Throughout the piece, a series of analogies are projected on a small supertitle screen at the back of the stage. “She is to them as they are to us”; “He is to that as this it to him”; “It was to him as he was to it”; “These are to him as they are to us”; “She is to them as they are to him”; “She was to them as you are to her”; “What are these to them?”; “or they to her?” At first, I was excited. It seemed to me that some kind of sophisticated summary of the stage action was being given, that someone had incredibly managed to schematize the action of a play as a series of analogous relationships. I tried to follow the logic, but every time I came up empty handed.
“We work here with very powerful formal systems,” Forsythe writes in the program, “but I continually shatter their logic by inserting exceptions. But before they notice that, I also shatter that logic by inserting exceptions to that exception. It all has to do with how the human brain works: it’s always looking for patterns and connections so as to be able to predict the unfolding of an event. Once that becomes clear, however, a spectator’s attention weakens. That’s why I keep pricking it over and over again.”
This seems right to me, in part, but incomplete: there has to be some sort of upper limit. Too many broken patterns is like too many colors: you end up with mud.
“What is a paradox?” Anne Carson asks in Eros the Bittersweet. “A paradox is a kind of thinking that reaches out but never arrives at the end of its thought. Each time it reaches out, there is a shift of distance in mid-reasoning that prevents the answer from being grasped . . . Each one contains a point where the reasoning seems to fold into itself and disappear, or at least that is how it feels. Each time it disappears, it can begin again, and so the reach continues. If you happen to enjoy reasoning, you are delighted to begin again. On the other hand, your enjoyment of reasoning must entail some wish to arrive at a conclusion, so your delight has an edge of chagrin.”
Perhaps inscrutability has something to do with the ratio of delight to chagrin.
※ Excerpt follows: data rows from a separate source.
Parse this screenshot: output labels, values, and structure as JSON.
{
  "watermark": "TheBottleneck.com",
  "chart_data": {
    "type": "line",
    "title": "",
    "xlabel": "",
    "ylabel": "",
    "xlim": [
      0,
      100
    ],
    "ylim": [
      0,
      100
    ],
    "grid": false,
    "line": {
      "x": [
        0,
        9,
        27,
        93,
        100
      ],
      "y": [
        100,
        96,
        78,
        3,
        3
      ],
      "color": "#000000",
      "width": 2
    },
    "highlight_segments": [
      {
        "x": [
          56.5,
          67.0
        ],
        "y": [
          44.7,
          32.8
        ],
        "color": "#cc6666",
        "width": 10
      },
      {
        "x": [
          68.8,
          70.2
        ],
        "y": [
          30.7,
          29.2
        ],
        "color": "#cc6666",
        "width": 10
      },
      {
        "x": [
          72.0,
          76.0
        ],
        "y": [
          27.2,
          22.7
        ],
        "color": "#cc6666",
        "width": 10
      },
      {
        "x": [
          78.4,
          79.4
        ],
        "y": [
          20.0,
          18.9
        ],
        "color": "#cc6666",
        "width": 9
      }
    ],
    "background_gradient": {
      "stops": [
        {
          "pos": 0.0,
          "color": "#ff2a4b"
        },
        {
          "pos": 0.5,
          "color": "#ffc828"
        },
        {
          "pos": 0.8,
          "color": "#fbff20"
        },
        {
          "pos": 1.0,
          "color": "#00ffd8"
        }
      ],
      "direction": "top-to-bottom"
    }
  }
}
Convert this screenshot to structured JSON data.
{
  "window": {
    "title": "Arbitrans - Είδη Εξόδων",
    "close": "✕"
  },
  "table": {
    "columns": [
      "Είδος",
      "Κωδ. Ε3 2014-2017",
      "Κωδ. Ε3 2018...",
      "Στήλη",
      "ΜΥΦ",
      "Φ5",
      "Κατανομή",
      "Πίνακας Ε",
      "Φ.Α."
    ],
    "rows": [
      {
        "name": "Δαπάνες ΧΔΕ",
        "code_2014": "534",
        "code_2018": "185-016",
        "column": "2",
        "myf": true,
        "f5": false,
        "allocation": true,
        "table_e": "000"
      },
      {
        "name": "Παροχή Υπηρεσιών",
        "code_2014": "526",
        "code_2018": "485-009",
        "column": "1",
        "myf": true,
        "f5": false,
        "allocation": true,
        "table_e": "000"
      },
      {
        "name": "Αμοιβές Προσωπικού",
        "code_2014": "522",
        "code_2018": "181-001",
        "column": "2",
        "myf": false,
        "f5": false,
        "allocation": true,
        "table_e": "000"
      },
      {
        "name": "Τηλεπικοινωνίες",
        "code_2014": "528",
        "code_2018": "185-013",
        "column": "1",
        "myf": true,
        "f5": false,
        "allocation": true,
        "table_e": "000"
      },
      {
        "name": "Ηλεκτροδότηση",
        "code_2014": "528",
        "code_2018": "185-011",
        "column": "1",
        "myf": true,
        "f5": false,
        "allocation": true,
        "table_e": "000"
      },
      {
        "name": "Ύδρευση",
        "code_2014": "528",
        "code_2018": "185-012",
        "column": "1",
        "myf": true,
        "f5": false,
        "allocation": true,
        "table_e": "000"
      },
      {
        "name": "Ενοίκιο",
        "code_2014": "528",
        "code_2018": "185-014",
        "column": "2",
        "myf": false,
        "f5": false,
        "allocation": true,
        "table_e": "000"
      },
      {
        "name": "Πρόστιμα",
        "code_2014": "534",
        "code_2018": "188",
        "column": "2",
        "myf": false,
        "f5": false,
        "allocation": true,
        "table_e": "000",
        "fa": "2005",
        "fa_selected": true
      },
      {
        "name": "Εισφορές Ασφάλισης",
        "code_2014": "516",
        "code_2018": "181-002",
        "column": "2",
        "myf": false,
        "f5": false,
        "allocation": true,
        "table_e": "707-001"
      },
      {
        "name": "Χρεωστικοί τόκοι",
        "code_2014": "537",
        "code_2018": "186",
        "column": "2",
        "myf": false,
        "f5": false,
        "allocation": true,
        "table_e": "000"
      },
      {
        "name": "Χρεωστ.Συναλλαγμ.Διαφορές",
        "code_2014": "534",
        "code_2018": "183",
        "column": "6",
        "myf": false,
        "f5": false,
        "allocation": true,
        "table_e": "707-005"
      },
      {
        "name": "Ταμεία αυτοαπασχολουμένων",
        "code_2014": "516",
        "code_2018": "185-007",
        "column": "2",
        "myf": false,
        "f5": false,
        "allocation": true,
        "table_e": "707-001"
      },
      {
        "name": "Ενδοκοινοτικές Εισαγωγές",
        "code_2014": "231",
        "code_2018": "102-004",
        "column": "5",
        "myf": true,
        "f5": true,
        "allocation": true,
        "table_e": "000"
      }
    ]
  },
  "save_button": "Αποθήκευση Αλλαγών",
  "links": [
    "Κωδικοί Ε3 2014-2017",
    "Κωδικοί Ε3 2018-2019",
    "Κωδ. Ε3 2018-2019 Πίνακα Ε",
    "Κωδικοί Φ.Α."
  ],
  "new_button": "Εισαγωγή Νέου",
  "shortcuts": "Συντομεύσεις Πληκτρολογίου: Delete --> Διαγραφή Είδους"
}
I wonder about endings, why so often formally courageous works revert to stock patterns to conclude. Sider ends with the performers, all assembled, leaving the stage one by one, allowing their cardboard rectangles to fall to the ground. Then, the first tableau is reestablished; the play begins again. As the lights fade, titles come up on the screen: “they were,” followed by, “and they weren’t.” And here the problem of inscrutability is reversed. It seems we know all too well what’s being said.
William Forsythe's Sider was at BAM from October 9 through 12. The company will premiere a new work at the Hellerau European Center for the Arts in Dresden October 30 through November 10.
Emily Hoffman is a writer and critic living in New York City.